| PROBLEM STATEMENT |
Write out all of the records precisely. Skip anything that is a picture.

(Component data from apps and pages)
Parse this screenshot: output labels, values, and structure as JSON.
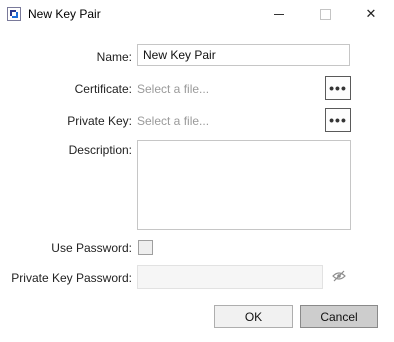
{
  "window": {
    "title": "New Key Pair",
    "icon": "key-pair-app-icon",
    "controls": [
      "minimize",
      "maximize",
      "close"
    ],
    "close_glyph": "✕"
  },
  "form": {
    "name_label": "Name:",
    "name_value": "New Key Pair",
    "certificate_label": "Certificate:",
    "certificate_placeholder": "Select a file...",
    "private_key_label": "Private Key:",
    "private_key_placeholder": "Select a file...",
    "browse_glyph": "•••",
    "description_label": "Description:",
    "description_value": "",
    "use_password_label": "Use Password:",
    "use_password_checked": false,
    "private_key_password_label": "Private Key Password:",
    "private_key_password_value": "",
    "password_toggle_icon": "eye-slash-icon"
  },
  "buttons": {
    "ok": "OK",
    "cancel": "Cancel"
  },
  "colors": {
    "accent_icon": "#1e6fd9",
    "cancel_bg": "#cdcdcd",
    "placeholder": "#9a9a9a"
  }
}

| RESPONSE BELOW |
Parse this screenshot: output labels, values, and structure as JSON.
{
  "window": {
    "title": "New Key Pair",
    "icon": "key-pair-app-icon",
    "controls": [
      "minimize",
      "maximize",
      "close"
    ],
    "close_glyph": "✕"
  },
  "form": {
    "name_label": "Name:",
    "name_value": "New Key Pair",
    "certificate_label": "Certificate:",
    "certificate_placeholder": "Select a file...",
    "private_key_label": "Private Key:",
    "private_key_placeholder": "Select a file...",
    "browse_glyph": "•••",
    "description_label": "Description:",
    "description_value": "",
    "use_password_label": "Use Password:",
    "use_password_checked": false,
    "private_key_password_label": "Private Key Password:",
    "private_key_password_value": "",
    "password_toggle_icon": "eye-slash-icon"
  },
  "buttons": {
    "ok": "OK",
    "cancel": "Cancel"
  },
  "colors": {
    "accent_icon": "#1e6fd9",
    "cancel_bg": "#cdcdcd",
    "placeholder": "#9a9a9a"
  }
}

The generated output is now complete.